At this time each year, the Air Force Technology & Cyberpower conference fills the streets of downtown Montgomery with as many as 6,000 people, including some of the top tech minds from the military and the business world. They come here to share the latest innovations while spending money at local restaurants and hotels.
A lot of money.
The event’s annual economic impact is more than the total expected pandemic-related shortfall in the city’s 2020 budget, and it’s just one of the dozens of massive conferences that aren’t meeting physically this year in a downtown powered by convention and tourism business.
Instead, over 40,000 people will attend a virtual version of AFITC that starts Monday. All of those people aren’t actually coming to Montgomery, but Montgomery is still coming to them, and local leaders say it’s still paying off in other ways.

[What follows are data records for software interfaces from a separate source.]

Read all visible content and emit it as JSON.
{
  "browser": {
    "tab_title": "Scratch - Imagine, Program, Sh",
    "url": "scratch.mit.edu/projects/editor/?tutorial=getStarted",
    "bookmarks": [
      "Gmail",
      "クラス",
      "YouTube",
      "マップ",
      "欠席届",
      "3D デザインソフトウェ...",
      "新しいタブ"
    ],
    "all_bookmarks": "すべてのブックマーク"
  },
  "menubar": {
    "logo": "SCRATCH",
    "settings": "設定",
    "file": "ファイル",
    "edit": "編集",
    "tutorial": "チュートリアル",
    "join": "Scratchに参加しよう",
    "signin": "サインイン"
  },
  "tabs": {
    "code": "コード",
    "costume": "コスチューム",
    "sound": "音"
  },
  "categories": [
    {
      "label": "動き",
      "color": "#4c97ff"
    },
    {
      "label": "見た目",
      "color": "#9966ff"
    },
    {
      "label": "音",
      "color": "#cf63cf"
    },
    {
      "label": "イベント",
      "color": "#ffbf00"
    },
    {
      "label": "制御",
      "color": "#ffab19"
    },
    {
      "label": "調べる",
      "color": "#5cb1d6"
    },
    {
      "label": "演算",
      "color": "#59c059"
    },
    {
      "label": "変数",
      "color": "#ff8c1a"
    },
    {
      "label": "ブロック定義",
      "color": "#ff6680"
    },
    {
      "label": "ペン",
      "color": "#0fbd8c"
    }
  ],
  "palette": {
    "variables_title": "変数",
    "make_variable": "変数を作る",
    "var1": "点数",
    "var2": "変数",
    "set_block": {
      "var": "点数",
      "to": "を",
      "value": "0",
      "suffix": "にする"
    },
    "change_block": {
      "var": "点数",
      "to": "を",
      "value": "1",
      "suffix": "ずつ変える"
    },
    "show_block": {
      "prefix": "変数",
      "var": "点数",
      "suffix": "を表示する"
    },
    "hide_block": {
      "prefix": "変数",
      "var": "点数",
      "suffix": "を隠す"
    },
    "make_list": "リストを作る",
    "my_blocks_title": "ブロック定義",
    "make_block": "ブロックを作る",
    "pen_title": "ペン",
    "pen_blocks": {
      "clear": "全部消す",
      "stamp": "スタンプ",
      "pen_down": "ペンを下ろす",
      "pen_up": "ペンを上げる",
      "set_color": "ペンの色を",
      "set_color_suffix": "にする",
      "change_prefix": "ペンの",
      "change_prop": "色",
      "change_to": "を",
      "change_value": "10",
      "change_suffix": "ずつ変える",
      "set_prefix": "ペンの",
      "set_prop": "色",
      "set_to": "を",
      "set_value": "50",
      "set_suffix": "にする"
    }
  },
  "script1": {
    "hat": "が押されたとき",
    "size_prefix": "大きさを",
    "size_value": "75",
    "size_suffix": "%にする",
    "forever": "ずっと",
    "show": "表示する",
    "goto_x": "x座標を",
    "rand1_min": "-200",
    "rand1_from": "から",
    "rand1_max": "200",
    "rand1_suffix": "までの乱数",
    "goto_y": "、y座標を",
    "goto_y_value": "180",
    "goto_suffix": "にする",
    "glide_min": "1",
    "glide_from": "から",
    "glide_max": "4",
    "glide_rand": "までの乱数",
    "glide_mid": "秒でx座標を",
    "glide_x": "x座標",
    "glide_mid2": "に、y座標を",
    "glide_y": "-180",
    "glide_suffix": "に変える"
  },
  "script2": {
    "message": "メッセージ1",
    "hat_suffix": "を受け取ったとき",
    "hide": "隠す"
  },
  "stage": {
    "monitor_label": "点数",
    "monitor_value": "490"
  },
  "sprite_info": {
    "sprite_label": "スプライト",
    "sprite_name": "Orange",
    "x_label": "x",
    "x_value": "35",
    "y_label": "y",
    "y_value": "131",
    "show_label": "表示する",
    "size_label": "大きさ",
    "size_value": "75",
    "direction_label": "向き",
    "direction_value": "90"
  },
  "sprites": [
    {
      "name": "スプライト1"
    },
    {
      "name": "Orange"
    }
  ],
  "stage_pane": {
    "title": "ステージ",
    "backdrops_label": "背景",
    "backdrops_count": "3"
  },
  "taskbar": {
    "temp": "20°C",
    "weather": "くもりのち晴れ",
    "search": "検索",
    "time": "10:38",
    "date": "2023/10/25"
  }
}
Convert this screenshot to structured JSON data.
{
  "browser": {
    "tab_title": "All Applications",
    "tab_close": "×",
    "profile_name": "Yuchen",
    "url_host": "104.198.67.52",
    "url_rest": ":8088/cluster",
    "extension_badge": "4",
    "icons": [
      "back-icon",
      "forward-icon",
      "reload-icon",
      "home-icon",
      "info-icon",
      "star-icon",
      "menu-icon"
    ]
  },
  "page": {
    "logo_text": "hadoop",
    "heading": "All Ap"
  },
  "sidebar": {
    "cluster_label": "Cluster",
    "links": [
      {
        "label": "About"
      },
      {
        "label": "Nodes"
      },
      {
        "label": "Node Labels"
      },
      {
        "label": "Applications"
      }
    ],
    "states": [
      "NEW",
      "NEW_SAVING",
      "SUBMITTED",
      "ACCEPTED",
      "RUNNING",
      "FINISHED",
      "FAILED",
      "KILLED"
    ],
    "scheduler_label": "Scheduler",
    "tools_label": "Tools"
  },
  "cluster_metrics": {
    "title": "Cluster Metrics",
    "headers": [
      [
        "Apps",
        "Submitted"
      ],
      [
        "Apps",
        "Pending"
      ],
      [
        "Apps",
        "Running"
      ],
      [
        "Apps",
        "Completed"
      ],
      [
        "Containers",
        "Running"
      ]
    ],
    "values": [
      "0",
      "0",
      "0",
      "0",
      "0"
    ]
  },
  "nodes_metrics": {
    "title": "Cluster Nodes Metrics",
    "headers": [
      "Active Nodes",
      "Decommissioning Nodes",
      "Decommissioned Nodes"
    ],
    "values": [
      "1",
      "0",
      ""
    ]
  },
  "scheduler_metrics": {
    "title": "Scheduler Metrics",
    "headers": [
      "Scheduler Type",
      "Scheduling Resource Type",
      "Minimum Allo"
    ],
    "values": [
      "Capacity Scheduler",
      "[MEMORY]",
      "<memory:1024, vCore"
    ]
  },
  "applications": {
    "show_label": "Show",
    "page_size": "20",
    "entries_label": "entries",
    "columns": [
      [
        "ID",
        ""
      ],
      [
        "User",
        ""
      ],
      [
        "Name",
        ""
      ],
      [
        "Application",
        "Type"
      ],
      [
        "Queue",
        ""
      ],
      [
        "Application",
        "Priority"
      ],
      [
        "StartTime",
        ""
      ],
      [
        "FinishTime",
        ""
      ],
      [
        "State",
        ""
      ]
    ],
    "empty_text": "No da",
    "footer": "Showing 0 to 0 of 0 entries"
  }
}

For days, military and business leaders will hear from the people involved in Montgomery’s surging private tech and startup scene. They’ll learn about local innovation hub MGMWerx, hear about the whitewater park being developed just outside the gates of Maxwell Air Force Base, and see packages highlighting the Equal Justice Initiative’s museum and memorial. They’ll see presentations from people like Montgomery Mayor Steven Reed, Montgomery County Commission Chairman Elton Dean and Montgomery Area Chamber of Commerce President